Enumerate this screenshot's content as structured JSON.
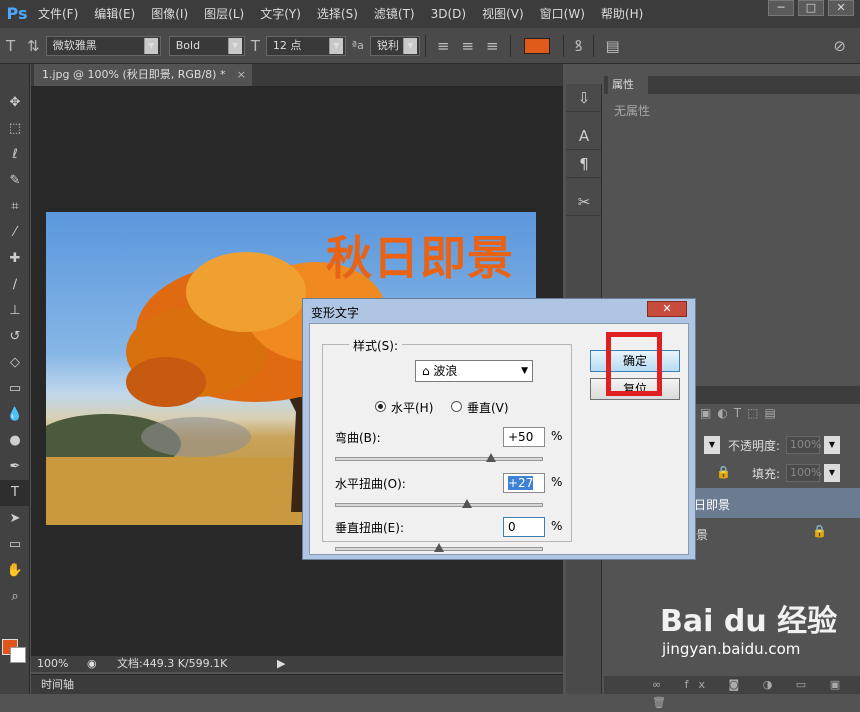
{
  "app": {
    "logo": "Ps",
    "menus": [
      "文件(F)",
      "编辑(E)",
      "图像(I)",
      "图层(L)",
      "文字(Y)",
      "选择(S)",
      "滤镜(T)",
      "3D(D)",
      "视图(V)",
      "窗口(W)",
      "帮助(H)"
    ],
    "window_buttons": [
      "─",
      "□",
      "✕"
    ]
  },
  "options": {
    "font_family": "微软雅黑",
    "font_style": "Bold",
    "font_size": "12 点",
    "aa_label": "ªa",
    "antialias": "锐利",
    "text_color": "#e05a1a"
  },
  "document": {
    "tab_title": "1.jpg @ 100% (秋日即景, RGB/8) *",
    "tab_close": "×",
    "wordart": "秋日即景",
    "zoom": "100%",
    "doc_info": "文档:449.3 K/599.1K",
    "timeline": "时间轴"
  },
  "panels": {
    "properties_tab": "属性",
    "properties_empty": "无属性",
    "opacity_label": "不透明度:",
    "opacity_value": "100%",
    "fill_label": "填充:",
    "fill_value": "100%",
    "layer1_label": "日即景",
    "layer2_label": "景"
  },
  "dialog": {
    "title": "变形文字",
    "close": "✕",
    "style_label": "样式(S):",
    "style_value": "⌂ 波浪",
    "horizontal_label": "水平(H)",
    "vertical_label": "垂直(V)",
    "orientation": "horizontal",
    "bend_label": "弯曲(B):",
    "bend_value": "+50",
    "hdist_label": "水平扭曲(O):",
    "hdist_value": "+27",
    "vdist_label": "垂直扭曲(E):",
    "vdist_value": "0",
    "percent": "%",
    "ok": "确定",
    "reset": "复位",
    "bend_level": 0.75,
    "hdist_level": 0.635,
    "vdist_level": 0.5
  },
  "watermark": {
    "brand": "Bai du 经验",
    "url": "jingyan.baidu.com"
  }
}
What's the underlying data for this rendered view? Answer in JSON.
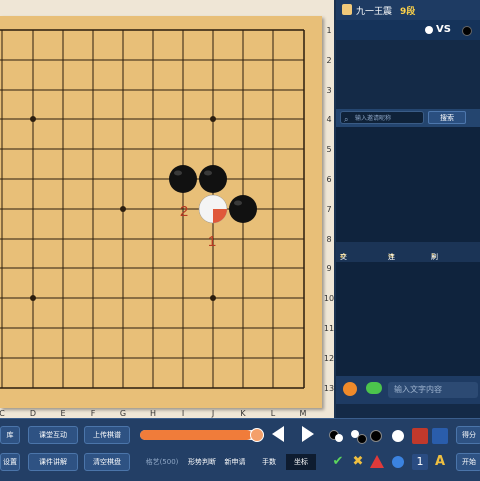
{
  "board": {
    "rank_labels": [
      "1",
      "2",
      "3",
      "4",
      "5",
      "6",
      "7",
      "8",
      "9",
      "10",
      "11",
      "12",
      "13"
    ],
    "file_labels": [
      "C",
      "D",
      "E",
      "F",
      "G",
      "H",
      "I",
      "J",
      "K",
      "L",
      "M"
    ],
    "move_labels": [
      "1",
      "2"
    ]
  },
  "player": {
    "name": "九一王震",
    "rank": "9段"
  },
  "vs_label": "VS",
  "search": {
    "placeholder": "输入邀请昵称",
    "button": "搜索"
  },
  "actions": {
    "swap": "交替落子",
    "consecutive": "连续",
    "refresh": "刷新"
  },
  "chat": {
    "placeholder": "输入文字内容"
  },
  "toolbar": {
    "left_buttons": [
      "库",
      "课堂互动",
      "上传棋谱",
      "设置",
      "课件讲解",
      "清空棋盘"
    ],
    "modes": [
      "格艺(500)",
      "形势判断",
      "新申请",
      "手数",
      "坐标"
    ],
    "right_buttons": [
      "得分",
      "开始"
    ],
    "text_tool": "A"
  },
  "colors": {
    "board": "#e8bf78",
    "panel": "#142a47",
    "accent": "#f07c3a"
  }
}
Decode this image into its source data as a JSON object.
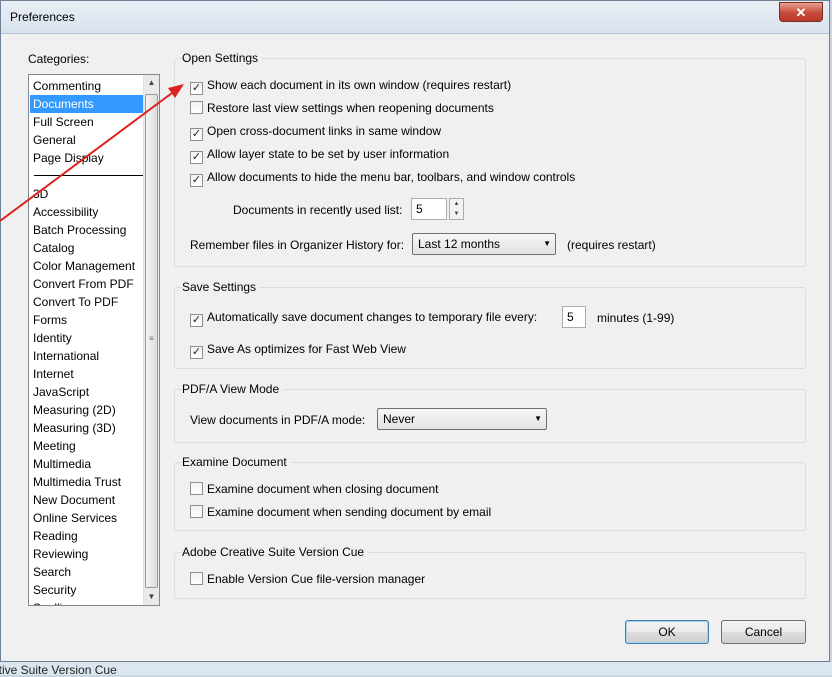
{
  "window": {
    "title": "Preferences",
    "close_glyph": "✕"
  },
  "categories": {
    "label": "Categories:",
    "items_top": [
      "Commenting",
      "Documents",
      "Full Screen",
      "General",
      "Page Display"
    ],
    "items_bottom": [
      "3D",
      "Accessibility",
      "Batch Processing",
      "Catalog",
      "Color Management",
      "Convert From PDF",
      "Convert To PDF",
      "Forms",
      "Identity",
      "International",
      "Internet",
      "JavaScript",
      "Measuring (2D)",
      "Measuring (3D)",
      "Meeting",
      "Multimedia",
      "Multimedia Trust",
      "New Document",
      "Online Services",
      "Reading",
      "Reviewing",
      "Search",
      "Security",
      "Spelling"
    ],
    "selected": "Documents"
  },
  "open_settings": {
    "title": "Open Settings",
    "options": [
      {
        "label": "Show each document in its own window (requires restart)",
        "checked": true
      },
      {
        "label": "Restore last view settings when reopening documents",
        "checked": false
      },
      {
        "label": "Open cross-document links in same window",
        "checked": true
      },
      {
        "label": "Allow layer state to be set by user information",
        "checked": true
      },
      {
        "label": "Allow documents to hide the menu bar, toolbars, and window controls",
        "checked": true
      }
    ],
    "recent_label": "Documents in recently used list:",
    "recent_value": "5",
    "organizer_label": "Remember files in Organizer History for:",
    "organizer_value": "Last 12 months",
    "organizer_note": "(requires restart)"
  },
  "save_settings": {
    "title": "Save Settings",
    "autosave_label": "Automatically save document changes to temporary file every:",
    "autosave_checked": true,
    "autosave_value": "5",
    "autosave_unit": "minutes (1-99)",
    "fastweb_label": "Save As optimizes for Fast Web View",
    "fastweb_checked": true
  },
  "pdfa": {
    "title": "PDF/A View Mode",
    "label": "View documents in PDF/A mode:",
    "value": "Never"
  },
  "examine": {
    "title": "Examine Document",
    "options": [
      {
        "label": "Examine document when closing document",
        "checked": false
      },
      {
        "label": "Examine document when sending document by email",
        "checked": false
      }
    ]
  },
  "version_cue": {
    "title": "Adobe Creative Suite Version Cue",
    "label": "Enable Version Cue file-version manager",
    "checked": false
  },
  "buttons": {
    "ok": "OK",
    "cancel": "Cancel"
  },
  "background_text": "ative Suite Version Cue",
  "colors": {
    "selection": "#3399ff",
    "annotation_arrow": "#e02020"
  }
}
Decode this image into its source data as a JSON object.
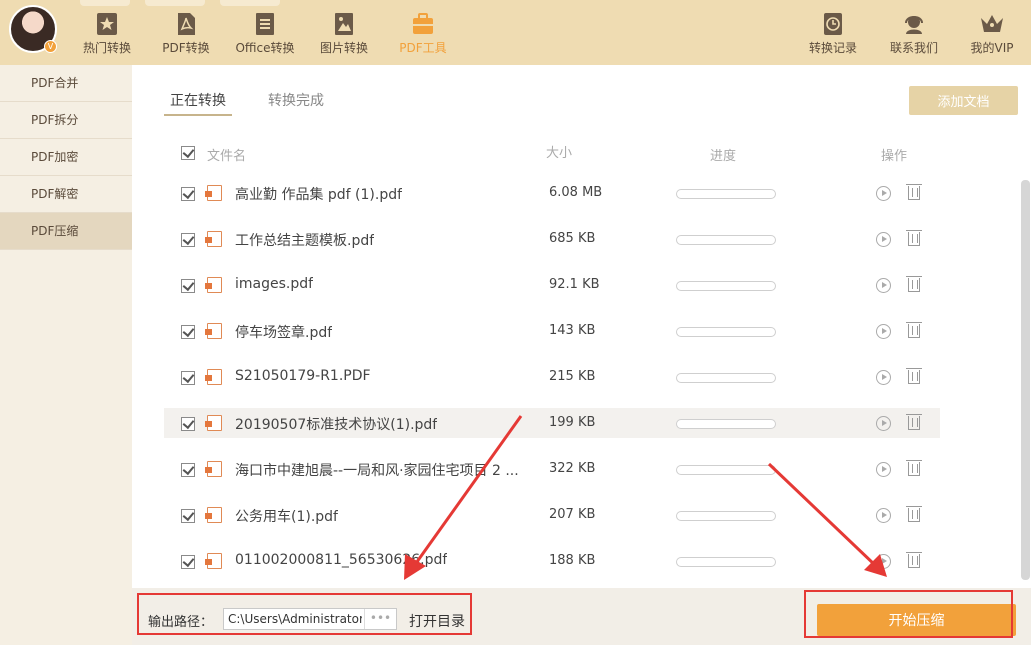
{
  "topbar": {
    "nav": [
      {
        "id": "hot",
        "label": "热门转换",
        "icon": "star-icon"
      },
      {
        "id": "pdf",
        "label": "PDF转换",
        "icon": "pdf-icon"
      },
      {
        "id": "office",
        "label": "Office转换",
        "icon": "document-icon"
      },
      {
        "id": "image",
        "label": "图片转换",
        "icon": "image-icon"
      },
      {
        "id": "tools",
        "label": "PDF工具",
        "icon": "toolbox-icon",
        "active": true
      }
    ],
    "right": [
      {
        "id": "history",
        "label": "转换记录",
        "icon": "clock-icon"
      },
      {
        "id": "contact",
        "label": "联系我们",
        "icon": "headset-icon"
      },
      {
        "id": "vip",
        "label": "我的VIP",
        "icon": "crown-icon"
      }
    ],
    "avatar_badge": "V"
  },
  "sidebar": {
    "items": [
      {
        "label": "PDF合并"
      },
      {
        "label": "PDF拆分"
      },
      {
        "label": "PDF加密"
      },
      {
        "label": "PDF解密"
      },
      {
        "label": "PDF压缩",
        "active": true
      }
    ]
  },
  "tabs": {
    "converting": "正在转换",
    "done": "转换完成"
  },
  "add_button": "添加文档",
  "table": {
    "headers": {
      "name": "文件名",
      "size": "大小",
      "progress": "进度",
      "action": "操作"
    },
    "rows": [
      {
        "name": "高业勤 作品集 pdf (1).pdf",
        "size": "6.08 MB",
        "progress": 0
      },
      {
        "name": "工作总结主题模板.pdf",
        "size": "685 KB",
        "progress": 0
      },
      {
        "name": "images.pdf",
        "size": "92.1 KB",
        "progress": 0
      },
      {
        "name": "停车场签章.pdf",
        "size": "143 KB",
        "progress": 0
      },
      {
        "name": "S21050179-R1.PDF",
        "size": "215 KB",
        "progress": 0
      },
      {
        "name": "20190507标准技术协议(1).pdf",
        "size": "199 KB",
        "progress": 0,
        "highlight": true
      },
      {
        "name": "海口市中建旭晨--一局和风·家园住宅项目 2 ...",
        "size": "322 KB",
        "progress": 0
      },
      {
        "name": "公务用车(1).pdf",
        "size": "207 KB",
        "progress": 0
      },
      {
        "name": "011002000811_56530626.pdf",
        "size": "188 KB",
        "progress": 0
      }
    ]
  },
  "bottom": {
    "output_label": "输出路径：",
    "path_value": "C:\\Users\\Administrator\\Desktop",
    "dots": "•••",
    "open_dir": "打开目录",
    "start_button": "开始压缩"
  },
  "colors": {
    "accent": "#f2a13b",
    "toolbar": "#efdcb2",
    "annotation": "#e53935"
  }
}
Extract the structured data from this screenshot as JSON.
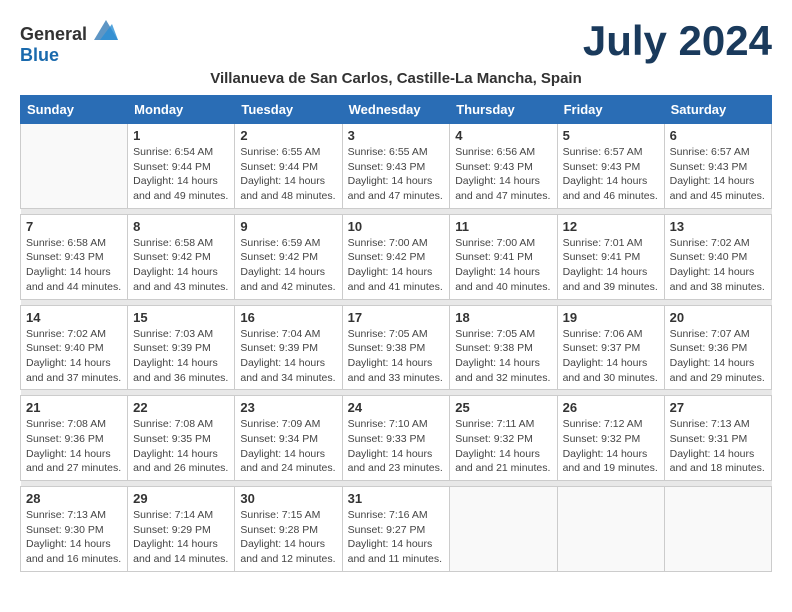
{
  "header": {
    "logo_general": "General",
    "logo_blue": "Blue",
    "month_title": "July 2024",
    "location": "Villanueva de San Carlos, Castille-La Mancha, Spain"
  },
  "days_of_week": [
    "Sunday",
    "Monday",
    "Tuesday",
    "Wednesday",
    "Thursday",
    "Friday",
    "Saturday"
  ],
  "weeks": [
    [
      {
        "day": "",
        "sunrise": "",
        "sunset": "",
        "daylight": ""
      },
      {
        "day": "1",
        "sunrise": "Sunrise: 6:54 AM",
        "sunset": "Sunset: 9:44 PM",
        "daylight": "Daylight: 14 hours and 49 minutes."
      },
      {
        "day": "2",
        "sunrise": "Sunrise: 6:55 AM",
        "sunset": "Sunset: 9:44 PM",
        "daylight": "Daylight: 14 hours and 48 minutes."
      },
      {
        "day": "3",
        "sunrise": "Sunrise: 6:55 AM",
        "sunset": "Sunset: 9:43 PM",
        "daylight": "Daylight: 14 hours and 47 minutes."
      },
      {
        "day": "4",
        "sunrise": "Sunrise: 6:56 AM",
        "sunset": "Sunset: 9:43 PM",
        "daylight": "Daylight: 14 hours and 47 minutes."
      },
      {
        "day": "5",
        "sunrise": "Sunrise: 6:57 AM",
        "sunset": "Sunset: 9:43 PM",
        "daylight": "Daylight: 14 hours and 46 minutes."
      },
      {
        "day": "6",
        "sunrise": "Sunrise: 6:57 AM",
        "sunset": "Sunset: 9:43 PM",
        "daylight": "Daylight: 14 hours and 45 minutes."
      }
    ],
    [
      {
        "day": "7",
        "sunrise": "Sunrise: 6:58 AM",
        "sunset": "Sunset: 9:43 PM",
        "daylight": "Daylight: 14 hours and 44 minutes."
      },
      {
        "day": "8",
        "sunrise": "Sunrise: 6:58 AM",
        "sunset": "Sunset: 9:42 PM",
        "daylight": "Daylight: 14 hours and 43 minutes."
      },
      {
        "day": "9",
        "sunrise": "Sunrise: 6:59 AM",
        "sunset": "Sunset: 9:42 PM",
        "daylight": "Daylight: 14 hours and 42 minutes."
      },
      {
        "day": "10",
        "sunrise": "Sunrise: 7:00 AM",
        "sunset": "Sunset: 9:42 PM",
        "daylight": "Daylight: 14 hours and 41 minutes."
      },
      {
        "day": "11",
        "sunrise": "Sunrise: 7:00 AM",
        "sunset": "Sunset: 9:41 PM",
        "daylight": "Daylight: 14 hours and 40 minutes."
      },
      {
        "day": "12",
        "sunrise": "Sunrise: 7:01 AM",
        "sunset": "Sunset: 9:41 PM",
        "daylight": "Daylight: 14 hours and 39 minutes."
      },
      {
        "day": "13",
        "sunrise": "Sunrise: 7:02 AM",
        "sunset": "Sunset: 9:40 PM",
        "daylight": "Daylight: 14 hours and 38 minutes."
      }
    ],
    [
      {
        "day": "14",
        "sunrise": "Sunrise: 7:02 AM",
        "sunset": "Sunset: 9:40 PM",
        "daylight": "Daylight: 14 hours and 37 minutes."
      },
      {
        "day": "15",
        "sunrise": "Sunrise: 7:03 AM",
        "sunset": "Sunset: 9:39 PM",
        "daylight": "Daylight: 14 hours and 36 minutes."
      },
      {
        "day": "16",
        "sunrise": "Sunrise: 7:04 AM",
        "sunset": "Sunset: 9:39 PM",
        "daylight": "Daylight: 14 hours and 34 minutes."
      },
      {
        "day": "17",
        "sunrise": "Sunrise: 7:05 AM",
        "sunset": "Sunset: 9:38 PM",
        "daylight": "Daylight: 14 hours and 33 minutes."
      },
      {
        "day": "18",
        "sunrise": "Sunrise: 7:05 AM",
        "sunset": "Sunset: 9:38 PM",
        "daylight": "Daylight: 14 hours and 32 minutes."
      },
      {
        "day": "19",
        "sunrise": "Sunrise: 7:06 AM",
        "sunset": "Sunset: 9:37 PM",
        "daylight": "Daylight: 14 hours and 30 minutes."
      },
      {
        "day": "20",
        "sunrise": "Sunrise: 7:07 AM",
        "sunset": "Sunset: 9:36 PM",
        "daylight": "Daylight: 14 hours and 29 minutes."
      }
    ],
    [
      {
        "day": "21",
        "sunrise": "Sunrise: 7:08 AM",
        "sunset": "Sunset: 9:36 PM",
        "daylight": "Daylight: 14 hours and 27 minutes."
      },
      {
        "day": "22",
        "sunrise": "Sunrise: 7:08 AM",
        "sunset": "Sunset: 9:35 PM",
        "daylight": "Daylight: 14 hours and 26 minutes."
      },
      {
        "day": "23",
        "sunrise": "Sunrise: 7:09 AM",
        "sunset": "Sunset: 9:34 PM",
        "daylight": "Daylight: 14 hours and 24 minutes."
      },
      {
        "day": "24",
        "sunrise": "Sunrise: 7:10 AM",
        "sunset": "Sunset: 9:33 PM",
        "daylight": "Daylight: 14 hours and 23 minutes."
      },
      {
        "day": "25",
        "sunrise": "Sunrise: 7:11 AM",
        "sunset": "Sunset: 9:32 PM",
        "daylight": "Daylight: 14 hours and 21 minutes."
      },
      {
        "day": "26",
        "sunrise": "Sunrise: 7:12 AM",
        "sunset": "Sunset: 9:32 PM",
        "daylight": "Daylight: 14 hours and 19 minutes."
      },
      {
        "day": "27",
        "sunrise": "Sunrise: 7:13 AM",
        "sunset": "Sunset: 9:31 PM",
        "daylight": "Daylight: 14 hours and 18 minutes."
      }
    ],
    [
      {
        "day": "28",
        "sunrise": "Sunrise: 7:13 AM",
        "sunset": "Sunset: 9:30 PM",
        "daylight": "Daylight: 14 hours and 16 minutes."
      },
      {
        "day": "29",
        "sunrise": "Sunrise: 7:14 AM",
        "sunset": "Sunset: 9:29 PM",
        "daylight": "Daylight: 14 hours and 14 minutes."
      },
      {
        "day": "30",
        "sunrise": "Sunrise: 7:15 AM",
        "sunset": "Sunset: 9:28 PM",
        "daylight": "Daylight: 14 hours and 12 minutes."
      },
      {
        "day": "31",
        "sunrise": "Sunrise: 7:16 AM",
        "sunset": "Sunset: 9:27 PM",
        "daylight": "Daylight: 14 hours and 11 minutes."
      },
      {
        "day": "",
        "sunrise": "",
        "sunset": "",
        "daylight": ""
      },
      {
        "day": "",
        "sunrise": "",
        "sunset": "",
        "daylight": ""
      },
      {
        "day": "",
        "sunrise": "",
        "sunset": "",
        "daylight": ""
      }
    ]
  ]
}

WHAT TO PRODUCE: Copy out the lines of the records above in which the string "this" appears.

TASK OUTPUT:
Enumerate this screenshot's content as structured JSON.
What's the underlying data for this rendered view? Answer in JSON.
Decode this image into its source data as a JSON object.
Decode this image into its source data as a JSON object.
Extract the structured data from this screenshot as JSON.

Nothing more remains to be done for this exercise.